A NEW TARGET to ensure that no waste from the events sector ends up in landfill has been announced.
As part of the ''Zero waste events: a 2020 vision", a new “roadmap” has been published to help the UK's £36 billion events industry better manage its waste. Today, the just 15% of the waste from events is recycled, but by 2020 the plan is to have diverted all the sector’s waste from landfill.
The events industry is a complex sector comprising of thousands of operators of all shapes and sizes. It supports around 25,000 businesses and some half a million full time equivalent jobs. It has a significant impact on the economy, with a current value of £36 billion, which is projected to rise to £48 billion by 2020.
However, dealing with waste has not been a priority. While some of the sector has achieved as much as a 50% recycling rate for their events, most are averaging just 15%, with a large amount of waste going direct to landfill.
The “Events Industry Roadmap” has been developed by WRAP (the Waste & Resources Action Programme) following work with the events industry as part of its work on the European Pathway to Zero Waste project (EPOW). The roadmap draws on lessons learned from the London 2012 Olympic and Paralympic Games – the first ever zero waste to landfill Games – creating a series of steps that events and the industry can take to achieve sustainable events. WRAP CEO Liz Goodwin said the roadmap is a “simple vision”.

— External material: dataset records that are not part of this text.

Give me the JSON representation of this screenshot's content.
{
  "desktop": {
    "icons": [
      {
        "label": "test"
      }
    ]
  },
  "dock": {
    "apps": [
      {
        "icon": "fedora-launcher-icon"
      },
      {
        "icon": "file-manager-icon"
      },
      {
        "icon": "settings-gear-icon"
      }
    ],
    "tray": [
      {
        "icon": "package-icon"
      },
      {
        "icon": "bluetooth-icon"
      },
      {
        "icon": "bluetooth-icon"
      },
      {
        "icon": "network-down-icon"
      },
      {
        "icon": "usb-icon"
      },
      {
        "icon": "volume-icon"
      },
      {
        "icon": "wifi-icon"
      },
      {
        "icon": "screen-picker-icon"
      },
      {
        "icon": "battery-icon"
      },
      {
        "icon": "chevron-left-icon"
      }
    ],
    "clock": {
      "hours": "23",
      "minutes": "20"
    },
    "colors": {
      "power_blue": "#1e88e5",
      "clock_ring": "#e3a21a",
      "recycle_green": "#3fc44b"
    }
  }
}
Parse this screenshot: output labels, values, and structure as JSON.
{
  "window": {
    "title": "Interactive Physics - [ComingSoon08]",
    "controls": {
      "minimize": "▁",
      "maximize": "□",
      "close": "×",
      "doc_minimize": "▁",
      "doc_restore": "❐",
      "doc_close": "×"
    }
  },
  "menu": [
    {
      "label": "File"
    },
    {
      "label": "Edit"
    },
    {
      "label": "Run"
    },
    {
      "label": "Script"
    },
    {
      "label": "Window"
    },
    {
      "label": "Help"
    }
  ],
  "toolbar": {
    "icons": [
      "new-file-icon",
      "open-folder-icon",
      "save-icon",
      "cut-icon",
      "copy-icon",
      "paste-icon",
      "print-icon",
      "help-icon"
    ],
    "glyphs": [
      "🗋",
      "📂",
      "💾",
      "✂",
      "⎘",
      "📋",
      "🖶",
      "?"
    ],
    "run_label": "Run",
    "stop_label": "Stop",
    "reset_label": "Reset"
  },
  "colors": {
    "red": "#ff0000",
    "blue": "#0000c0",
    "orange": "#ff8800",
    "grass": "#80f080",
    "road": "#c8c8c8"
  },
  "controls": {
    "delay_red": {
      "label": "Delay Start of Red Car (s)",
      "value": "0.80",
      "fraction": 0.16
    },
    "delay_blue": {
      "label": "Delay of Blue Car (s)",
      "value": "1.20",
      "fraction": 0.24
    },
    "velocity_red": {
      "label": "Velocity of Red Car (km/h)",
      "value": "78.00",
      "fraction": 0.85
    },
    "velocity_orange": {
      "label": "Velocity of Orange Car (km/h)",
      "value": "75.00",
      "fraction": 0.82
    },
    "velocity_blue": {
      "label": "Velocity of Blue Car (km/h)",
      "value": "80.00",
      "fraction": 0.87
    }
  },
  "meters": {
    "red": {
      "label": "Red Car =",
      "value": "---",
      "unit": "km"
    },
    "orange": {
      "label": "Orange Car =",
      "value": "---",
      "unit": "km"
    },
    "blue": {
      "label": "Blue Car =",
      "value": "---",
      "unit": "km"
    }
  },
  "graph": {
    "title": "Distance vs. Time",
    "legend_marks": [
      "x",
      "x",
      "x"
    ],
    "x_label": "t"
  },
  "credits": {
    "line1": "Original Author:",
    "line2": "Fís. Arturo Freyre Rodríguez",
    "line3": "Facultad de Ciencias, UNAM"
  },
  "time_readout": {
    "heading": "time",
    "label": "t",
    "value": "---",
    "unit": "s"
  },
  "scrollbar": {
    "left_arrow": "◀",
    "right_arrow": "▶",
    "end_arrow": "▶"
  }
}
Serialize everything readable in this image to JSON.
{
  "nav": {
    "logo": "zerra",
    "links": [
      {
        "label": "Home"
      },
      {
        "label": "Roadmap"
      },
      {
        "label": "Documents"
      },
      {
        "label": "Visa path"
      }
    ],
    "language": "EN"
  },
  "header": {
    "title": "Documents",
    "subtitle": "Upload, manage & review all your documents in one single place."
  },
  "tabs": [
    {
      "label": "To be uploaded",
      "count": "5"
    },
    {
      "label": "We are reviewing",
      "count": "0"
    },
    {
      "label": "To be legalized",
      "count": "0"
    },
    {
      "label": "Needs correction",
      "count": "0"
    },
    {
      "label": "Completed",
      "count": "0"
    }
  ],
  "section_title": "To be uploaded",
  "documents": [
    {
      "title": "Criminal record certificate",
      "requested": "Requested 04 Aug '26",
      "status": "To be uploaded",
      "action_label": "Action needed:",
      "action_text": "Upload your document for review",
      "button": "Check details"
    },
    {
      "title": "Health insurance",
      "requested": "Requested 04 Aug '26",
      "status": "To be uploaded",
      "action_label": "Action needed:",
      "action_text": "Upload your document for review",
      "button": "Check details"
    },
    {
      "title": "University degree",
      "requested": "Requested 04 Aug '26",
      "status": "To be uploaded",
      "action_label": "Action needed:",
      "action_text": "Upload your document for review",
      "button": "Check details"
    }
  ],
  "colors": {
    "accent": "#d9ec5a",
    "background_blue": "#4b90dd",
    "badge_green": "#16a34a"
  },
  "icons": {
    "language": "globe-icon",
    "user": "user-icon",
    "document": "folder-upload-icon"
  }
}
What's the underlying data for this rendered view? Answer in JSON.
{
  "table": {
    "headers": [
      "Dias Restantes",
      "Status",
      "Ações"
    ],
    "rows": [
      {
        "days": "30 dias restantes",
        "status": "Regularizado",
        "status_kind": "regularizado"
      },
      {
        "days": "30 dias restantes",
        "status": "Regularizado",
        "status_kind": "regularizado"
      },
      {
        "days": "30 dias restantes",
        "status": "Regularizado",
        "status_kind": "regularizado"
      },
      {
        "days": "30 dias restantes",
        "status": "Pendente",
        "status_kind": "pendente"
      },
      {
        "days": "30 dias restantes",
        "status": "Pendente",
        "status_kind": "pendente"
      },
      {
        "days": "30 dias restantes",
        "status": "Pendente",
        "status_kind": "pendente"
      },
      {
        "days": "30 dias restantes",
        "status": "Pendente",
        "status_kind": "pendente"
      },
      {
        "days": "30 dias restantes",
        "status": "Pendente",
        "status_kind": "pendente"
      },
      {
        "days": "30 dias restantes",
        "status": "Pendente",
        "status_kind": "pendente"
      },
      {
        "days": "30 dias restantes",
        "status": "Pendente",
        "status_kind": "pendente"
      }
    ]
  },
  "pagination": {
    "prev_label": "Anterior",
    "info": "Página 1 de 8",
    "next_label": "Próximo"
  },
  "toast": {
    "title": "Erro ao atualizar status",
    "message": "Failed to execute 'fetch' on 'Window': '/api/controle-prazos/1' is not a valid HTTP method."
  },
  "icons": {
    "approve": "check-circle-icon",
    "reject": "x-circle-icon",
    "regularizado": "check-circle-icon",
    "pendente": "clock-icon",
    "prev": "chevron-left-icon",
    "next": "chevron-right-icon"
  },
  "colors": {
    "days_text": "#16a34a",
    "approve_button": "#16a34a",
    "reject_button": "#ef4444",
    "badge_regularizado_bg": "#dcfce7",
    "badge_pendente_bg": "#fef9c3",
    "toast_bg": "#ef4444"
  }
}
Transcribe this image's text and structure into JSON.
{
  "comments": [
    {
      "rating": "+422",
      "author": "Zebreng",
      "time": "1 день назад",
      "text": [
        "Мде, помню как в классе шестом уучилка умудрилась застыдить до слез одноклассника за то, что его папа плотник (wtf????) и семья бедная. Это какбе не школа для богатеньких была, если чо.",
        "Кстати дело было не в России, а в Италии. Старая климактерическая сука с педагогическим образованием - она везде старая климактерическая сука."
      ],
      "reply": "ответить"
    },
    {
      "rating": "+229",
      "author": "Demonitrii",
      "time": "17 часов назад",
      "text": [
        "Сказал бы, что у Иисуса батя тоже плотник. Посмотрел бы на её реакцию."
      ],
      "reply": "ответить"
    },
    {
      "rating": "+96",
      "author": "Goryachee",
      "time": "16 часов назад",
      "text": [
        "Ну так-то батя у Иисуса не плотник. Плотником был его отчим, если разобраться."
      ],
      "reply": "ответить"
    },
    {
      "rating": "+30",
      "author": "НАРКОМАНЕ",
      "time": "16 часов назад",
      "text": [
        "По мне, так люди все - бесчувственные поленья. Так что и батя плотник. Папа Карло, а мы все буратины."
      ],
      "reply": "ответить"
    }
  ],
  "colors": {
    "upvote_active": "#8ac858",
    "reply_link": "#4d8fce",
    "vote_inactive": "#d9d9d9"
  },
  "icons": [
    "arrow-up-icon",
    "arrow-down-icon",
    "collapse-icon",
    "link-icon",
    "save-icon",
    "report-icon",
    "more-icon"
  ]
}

"The London 2012 Olympics showed just what could be achieved by a clear commitment. Making waste prevention part of an event's plan can deliver significant savings for businesses large and small. It will benefit all, from local community activities right up to large-scale UK events like the Ryder Cup and the Commonwealth Games 2014 in Glasgow.”
Resource management minister Lord de Mauley added: "An industry worth £36 billion can make significant savings by tackling waste and reducing the impact waste overheads have on the bottom line. The industry can use this roadmap to improve their business returns through simple, collective effort."